India needs to prepare its youth in the new technology area of Artificial Intelligence (AI), which is bound to have a pervasive impact on people’s lives and their employment prospects in the coming days, Anantha Nageswaran, Chief Economic Advisor to Finance Ministry said on Saturday. 

This is one of the key challenges that the country has to address for attaining its goal of a developed country by 2047.

“We need to prepare the youth for AI, since it is going to burst on us in a very spectacular way in the coming years and it will cause huge dislocations. We need to harness it and guide it in a manner that our youth are able to profit from that. 

That is a huge challenge which  many countries face and India is one of them but our numbers make it that much more important and serious compared to many countries,” Nageswaran said at CII’s Annual Business Summit 2024 in the capital. 

In his address at a plenary titled “Co-Creating the Future Responsibly: The Role of Business”, Nageswaran also emphasized the importance of prioritizing the physical health of the youth cohort besides focusing on AI. He noted that achieving the demographic dividend relies on ensuring the youth are healthy physically, mentally, and emotionally.

“As we aspire to graduate from middle income to an upper income country, we have to reconcile the priorities of economic growth, energy security and energy transition”, he added.

The Chief Economic Advisor also highlighted that India needs to contend with risks to its growth trajectory emanating from a combination of loose financial conditions and the uncertainty around interest rates and US dollar movements. India has to take steps to sustain high levels of growth at a time when  geo-political risks are much higher and there is slowdown in global trade.

“Global financial stability is an important risk factor we have to face in the coming years. It is a risk factor that has not yet played out which we need to factor in given our own state of market valuation in India”, he said.

Nageswaran expressed confidence that the employment generation challenge in the country will largely get addressed in the coming years on the back of better physical, digital infrastructure and improved balance sheets of banks. However, there is still work to be done on skilling and employability, he added.

On manufacturing, Nageswaran said there  is an opportunity and a need for raising the share of manufacturing in the economy and the consequent generation of low and semi-skilled jobs, apart from facilitating overall employment generation.

Job opportunities

On the issue of employment, Nageswaran said that the quantity of youth covered by India’s education system is no more a challenge, but learning outcomes are.

The Centre had, in March this year, approved an AI mission with a budget outlay of ₹10,372 crore for the next five years. 
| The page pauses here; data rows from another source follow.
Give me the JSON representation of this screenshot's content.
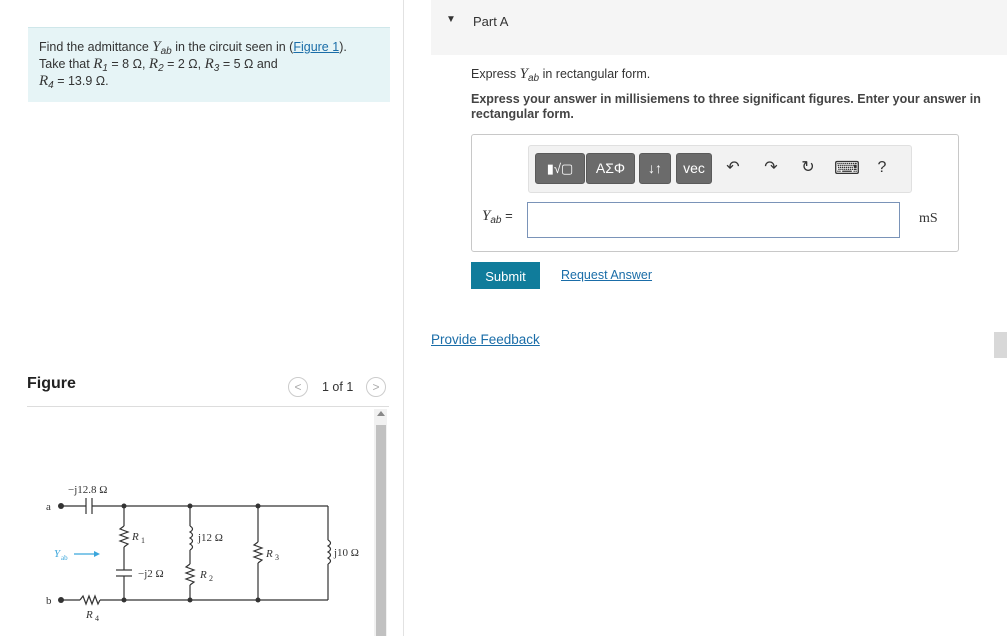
{
  "problem": {
    "text_a": "Find the admittance ",
    "sym_Y": "Y",
    "sym_ab": "ab",
    "text_b": " in the circuit seen in (",
    "fig_link": "Figure 1",
    "text_c": ").",
    "line2_a": "Take that ",
    "r1": "R",
    "r1_sub": "1",
    "r1_val": " = 8 Ω, ",
    "r2": "R",
    "r2_sub": "2",
    "r2_val": " = 2 Ω, ",
    "r3": "R",
    "r3_sub": "3",
    "r3_val": " = 5 Ω and",
    "r4": "R",
    "r4_sub": "4",
    "r4_val": " = 13.9 Ω."
  },
  "figure": {
    "title": "Figure",
    "pager": "1 of 1",
    "prev": "<",
    "next": ">",
    "circuit": {
      "node_a": "a",
      "node_b": "b",
      "yab": "Y",
      "yab_sub": "ab",
      "cap1": "−j12.8 Ω",
      "r1": "R",
      "r1_sub": "1",
      "cap2": "−j2 Ω",
      "ind1": "j12 Ω",
      "r2": "R",
      "r2_sub": "2",
      "r3": "R",
      "r3_sub": "3",
      "ind2": "j10 Ω",
      "r4": "R",
      "r4_sub": "4"
    }
  },
  "partA": {
    "title": "Part A",
    "instr1_a": "Express ",
    "instr1_Y": "Y",
    "instr1_ab": "ab",
    "instr1_b": " in rectangular form.",
    "instr2": "Express your answer in millisiemens to three significant figures. Enter your answer in rectangular form.",
    "toolbar": {
      "template": "▮√▢",
      "greek": "ΑΣΦ",
      "arrows": "↓↑",
      "vec": "vec",
      "undo": "↶",
      "redo": "↷",
      "reset": "↻",
      "keyboard": "⌨",
      "help": "?"
    },
    "input_label_Y": "Y",
    "input_label_ab": "ab",
    "input_label_eq": " =",
    "input_value": "",
    "unit": "mS",
    "submit": "Submit",
    "request": "Request Answer"
  },
  "feedback": "Provide Feedback"
}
Under this mission, government will among other things allocate funds towards subsidising private companies looking to set up artificial intelligence computing capacity in the country and also allocate seed funding for start-ups in the sector.